(Dataset items)
===
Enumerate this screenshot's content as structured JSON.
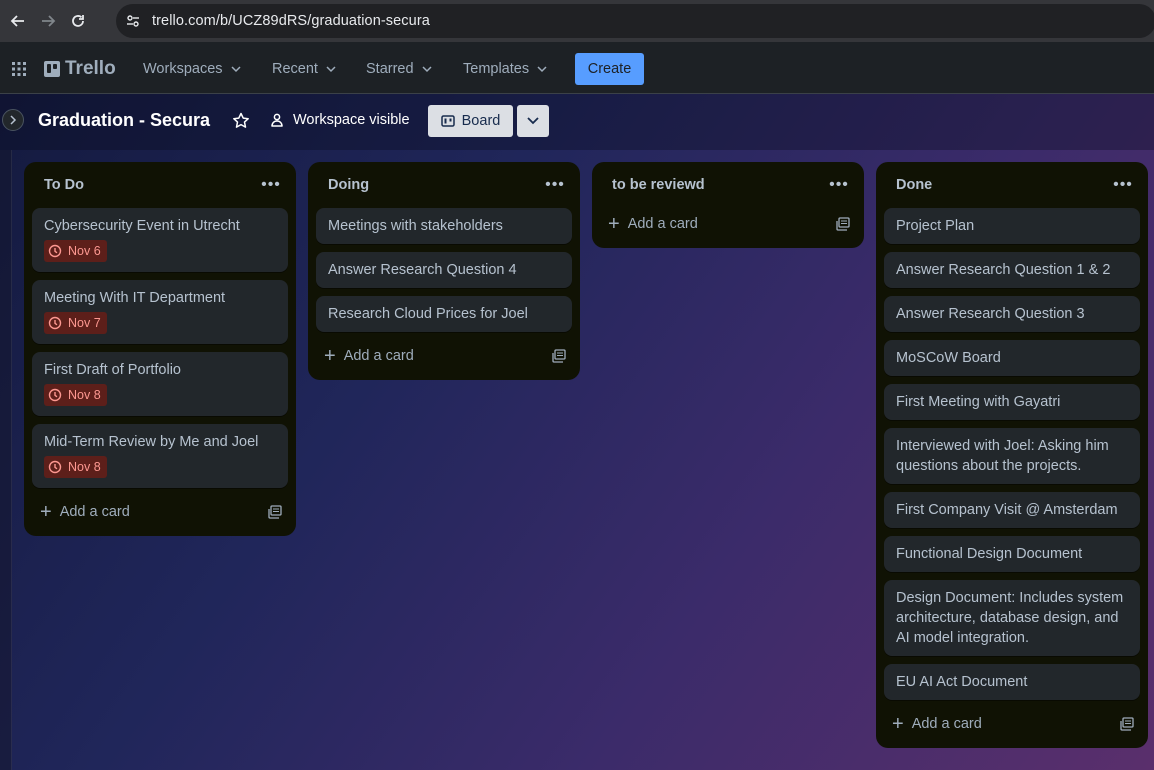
{
  "browser": {
    "url": "trello.com/b/UCZ89dRS/graduation-secura"
  },
  "header": {
    "logo_text": "Trello",
    "menu": [
      "Workspaces",
      "Recent",
      "Starred",
      "Templates"
    ],
    "create_label": "Create"
  },
  "board": {
    "title": "Graduation - Secura",
    "visibility_label": "Workspace visible",
    "view_label": "Board"
  },
  "lists": [
    {
      "title": "To Do",
      "cards": [
        {
          "title": "Cybersecurity Event in Utrecht",
          "due": "Nov 6"
        },
        {
          "title": "Meeting With IT Department",
          "due": "Nov 7"
        },
        {
          "title": "First Draft of Portfolio",
          "due": "Nov 8"
        },
        {
          "title": "Mid-Term Review by Me and Joel",
          "due": "Nov 8"
        }
      ],
      "add_label": "Add a card"
    },
    {
      "title": "Doing",
      "cards": [
        {
          "title": "Meetings with stakeholders"
        },
        {
          "title": "Answer Research Question 4"
        },
        {
          "title": "Research Cloud Prices for Joel"
        }
      ],
      "add_label": "Add a card"
    },
    {
      "title": "to be reviewd",
      "cards": [],
      "add_label": "Add a card"
    },
    {
      "title": "Done",
      "cards": [
        {
          "title": "Project Plan"
        },
        {
          "title": "Answer Research Question 1 & 2"
        },
        {
          "title": "Answer Research Question 3"
        },
        {
          "title": "MoSCoW Board"
        },
        {
          "title": "First Meeting with Gayatri"
        },
        {
          "title": "Interviewed with Joel: Asking him questions about the projects."
        },
        {
          "title": "First Company Visit @ Amsterdam"
        },
        {
          "title": "Functional Design Document"
        },
        {
          "title": "Design Document: Includes system architecture, database design, and AI model integration."
        },
        {
          "title": "EU AI Act Document"
        }
      ],
      "add_label": "Add a card"
    }
  ],
  "colors": {
    "create_button": "#579dff",
    "due_badge_bg": "#5d1f1a",
    "due_badge_text": "#fd9891",
    "list_bg": "#101204",
    "card_bg": "#22272b"
  }
}
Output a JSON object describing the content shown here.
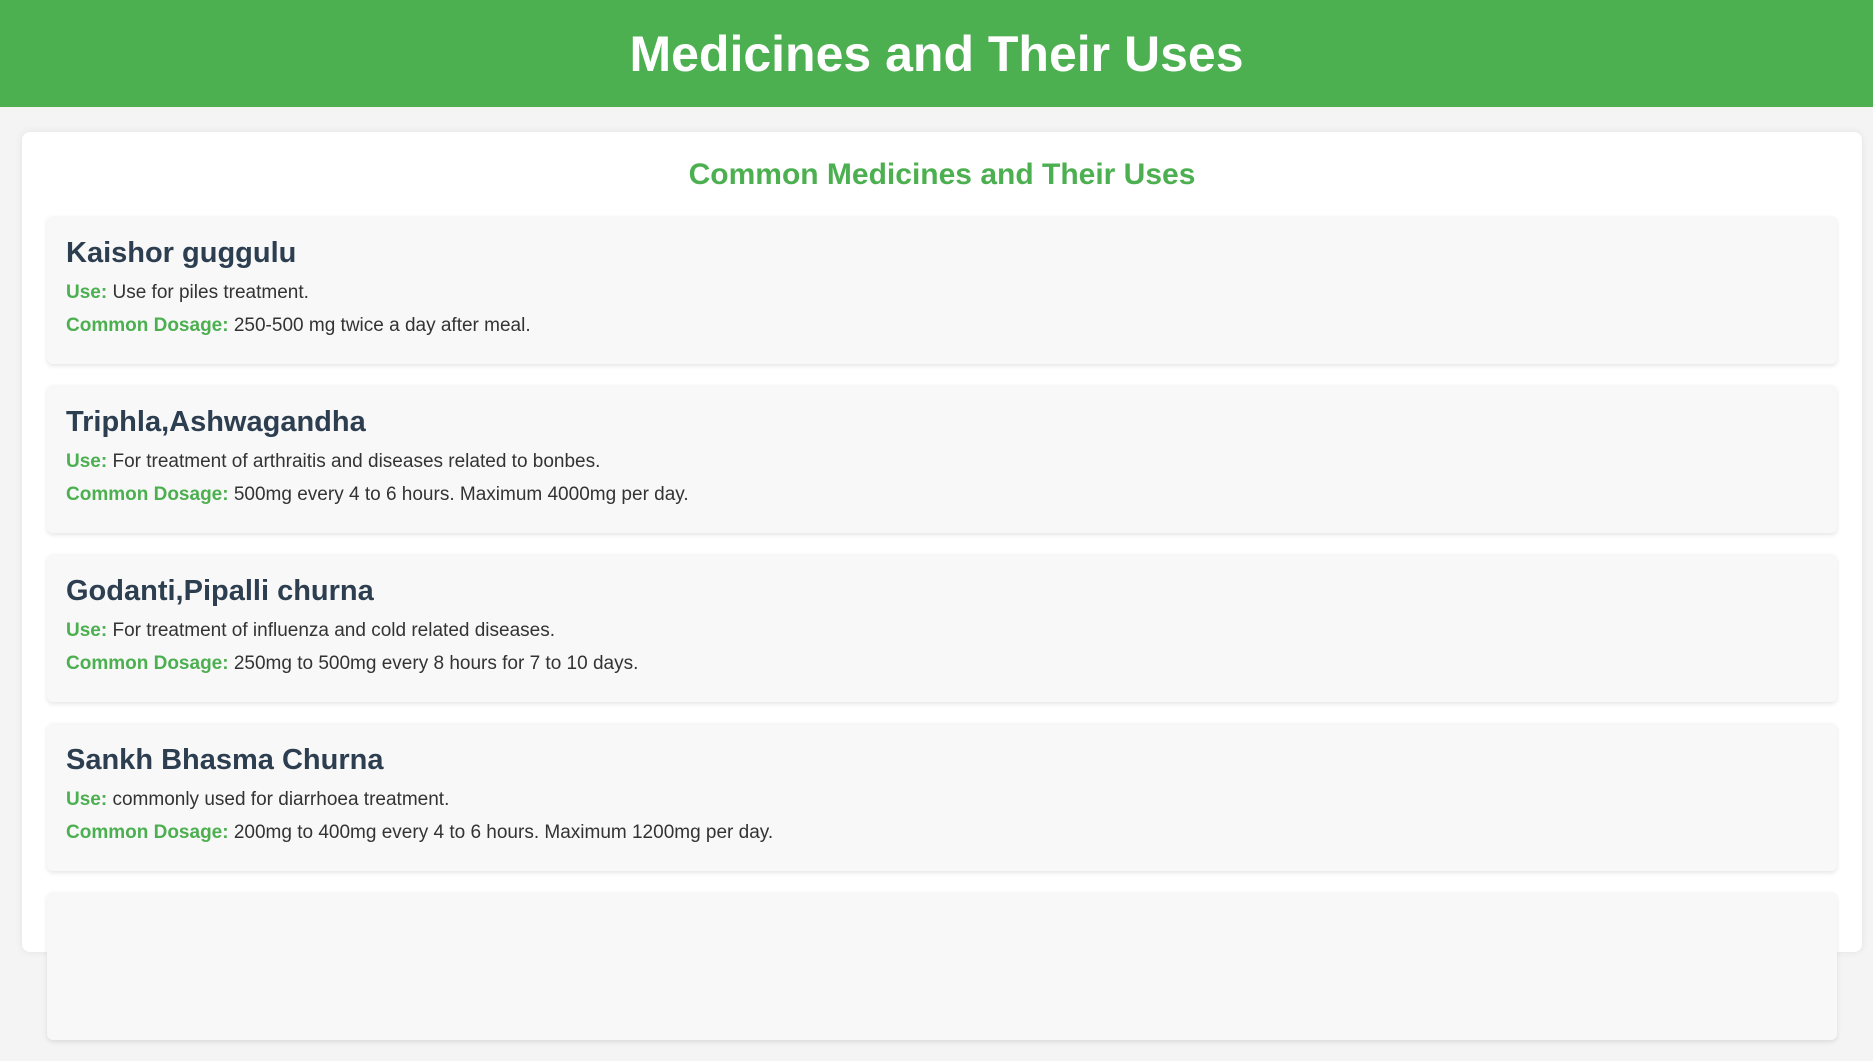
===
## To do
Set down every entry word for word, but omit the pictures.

## Answer to the problem
Enumerate this screenshot's content as structured JSON.
{
  "browser": {
    "url": "trello.com/b/UCZ89dRS/graduation-secura"
  },
  "header": {
    "logo_text": "Trello",
    "menu": [
      "Workspaces",
      "Recent",
      "Starred",
      "Templates"
    ],
    "create_label": "Create"
  },
  "board": {
    "title": "Graduation - Secura",
    "visibility_label": "Workspace visible",
    "view_label": "Board"
  },
  "lists": [
    {
      "title": "To Do",
      "cards": [
        {
          "title": "Cybersecurity Event in Utrecht",
          "due": "Nov 6"
        },
        {
          "title": "Meeting With IT Department",
          "due": "Nov 7"
        },
        {
          "title": "First Draft of Portfolio",
          "due": "Nov 8"
        },
        {
          "title": "Mid-Term Review by Me and Joel",
          "due": "Nov 8"
        }
      ],
      "add_label": "Add a card"
    },
    {
      "title": "Doing",
      "cards": [
        {
          "title": "Meetings with stakeholders"
        },
        {
          "title": "Answer Research Question 4"
        },
        {
          "title": "Research Cloud Prices for Joel"
        }
      ],
      "add_label": "Add a card"
    },
    {
      "title": "to be reviewd",
      "cards": [],
      "add_label": "Add a card"
    },
    {
      "title": "Done",
      "cards": [
        {
          "title": "Project Plan"
        },
        {
          "title": "Answer Research Question 1 & 2"
        },
        {
          "title": "Answer Research Question 3"
        },
        {
          "title": "MoSCoW Board"
        },
        {
          "title": "First Meeting with Gayatri"
        },
        {
          "title": "Interviewed with Joel: Asking him questions about the projects."
        },
        {
          "title": "First Company Visit @ Amsterdam"
        },
        {
          "title": "Functional Design Document"
        },
        {
          "title": "Design Document: Includes system architecture, database design, and AI model integration."
        },
        {
          "title": "EU AI Act Document"
        }
      ],
      "add_label": "Add a card"
    }
  ],
  "colors": {
    "create_button": "#579dff",
    "due_badge_bg": "#5d1f1a",
    "due_badge_text": "#fd9891",
    "list_bg": "#101204",
    "card_bg": "#22272b"
  }
}
Output a JSON object describing the content shown here.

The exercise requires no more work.